      -i "$VIDEODEVICE" \
      -crf 0 \
      -c:v libx264 \
      -preset ultrafast \
      -threads 4  \

echo "$FILENAME"

Here’s what it looks like when it runs. I have snipped out some of the chatty header of ffmpeg. Just press ‘q’ to stop the recording, at which point it prints the path to the recorded video.

*** Found Magewell device, resetting
Resetting USB device /dev/bus/usb/002/006
Reset successful
*** Waiting 5 seconds to settle
*** Press Enter to start recording ***
ffmpeg version 4.3.1-7ubuntu1 Copyright (c) 2000-2020 the FFmpeg developers
Input #0, video4linux2,v4l2, from '/dev/video4':
  Duration: N/A, start: 911487.880892, bitrate: 1990656 kb/s
    Stream #0:0: Video: rawvideo (YUY2 / 0x32595559), yuyv422, 1920x1080, 1990656 kb/s, 60 fps, 60 tbr, 1000k tbn, 1000k tbc                                                                                                             
Stream mapping:                                                                                                                
  Stream #0:0 -> #0:0 (rawvideo (native) -> h264 (libx264))                                                                                                     
Press [q] to stop, [?] for help                                                                                     
Output #0, matroska, to '/home/alan/Videos/Screencast-2021-01-27-120421.mkv':
    encoder         : Lavf58.45.100
    Stream #0:0: Video: h264 (libx264) (H264 / 0x34363248), yuv422p, 1920x1080, q=-1--1, 60 fps, 1k tbn, 60 tbc
      encoder         : Lavc58.91.100 libx264
    Side data:
      cpb: bitrate max/min/avg: 0/0/0 buffer size: 0 vbv_delay: N/A
frame= 2649 fps= 60 q=-1.0 Lsize=   23495kB time=00:00:44.13 bitrate=4361.1kbits/s speed=   1x
video:23476kB audio:0kB subtitle:0kB other streams:0kB global headers:0kB muxing overhead: 0.081421%
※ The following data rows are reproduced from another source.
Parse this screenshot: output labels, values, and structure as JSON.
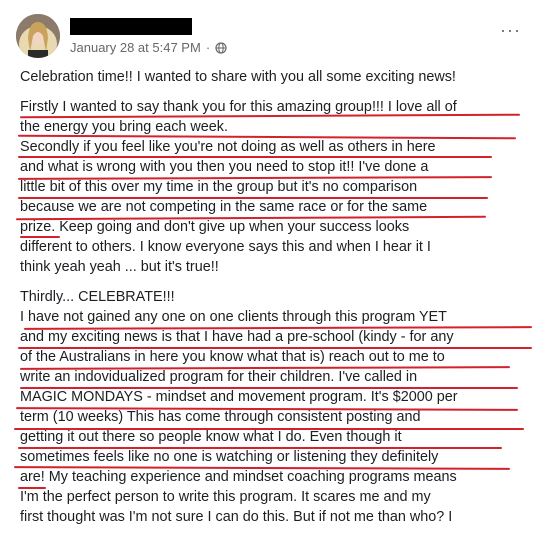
{
  "post": {
    "timestamp": "January 28 at 5:47 PM",
    "separator": "·",
    "more_label": "···",
    "icons": {
      "privacy": "globe-icon",
      "more": "more-options-icon"
    }
  },
  "content": {
    "p1": [
      "Celebration time!! I wanted to share with you all some exciting news!"
    ],
    "p2": [
      "Firstly I wanted to say thank you for this amazing group!!! I love all of",
      "the energy you bring each week.",
      "Secondly if you feel like you're not doing as well as others in here",
      "and what is wrong with you then you need to stop it!! I've done a",
      "little bit of this over my time in the group but it's no comparison",
      "because we are not competing in the same race or for the same",
      "prize. Keep going and don't give up when your success looks",
      "different to others. I know everyone says this and when I hear it I",
      "think yeah yeah ... but it's true!!"
    ],
    "p3": [
      "Thirdly... CELEBRATE!!!",
      "I have not gained any one on one clients through this program YET",
      "and my exciting news is that I have had a pre-school (kindy - for any",
      "of the Australians in here you know what that is) reach out to me to",
      "write an indovidualized program for their children. I've called in",
      "MAGIC MONDAYS - mindset and movement program. It's $2000 per",
      "term (10 weeks) This has come through consistent posting and",
      "getting it out there so people know what I do. Even though it",
      "sometimes feels like no one is watching or listening they definitely",
      "are! My teaching experience and mindset coaching programs means",
      "I'm the perfect person to write this program. It scares me and my",
      "first thought was I'm not sure I can do this. But if not me than who? I"
    ]
  },
  "annotation": {
    "underline_color": "#d3222c"
  }
}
When no device is attached, you get an image like this, so you can test with no external source attached.

No source

That’s it. You get a nice 1080p60 video which can be uploaded to video sharing sites, or used in whatever video editor you prefer.

The script could certainly be improved. For example it could detect if the device needs resetting somehow, and only do it when necessary. It might also be nice to put a little frontend together to select things like the framerate, resolution, codec etc. I haven’t done that because I almost never change any of those settings. I typically just fire it off and press ‘q’ when done.

Hope that’s helpful to someone.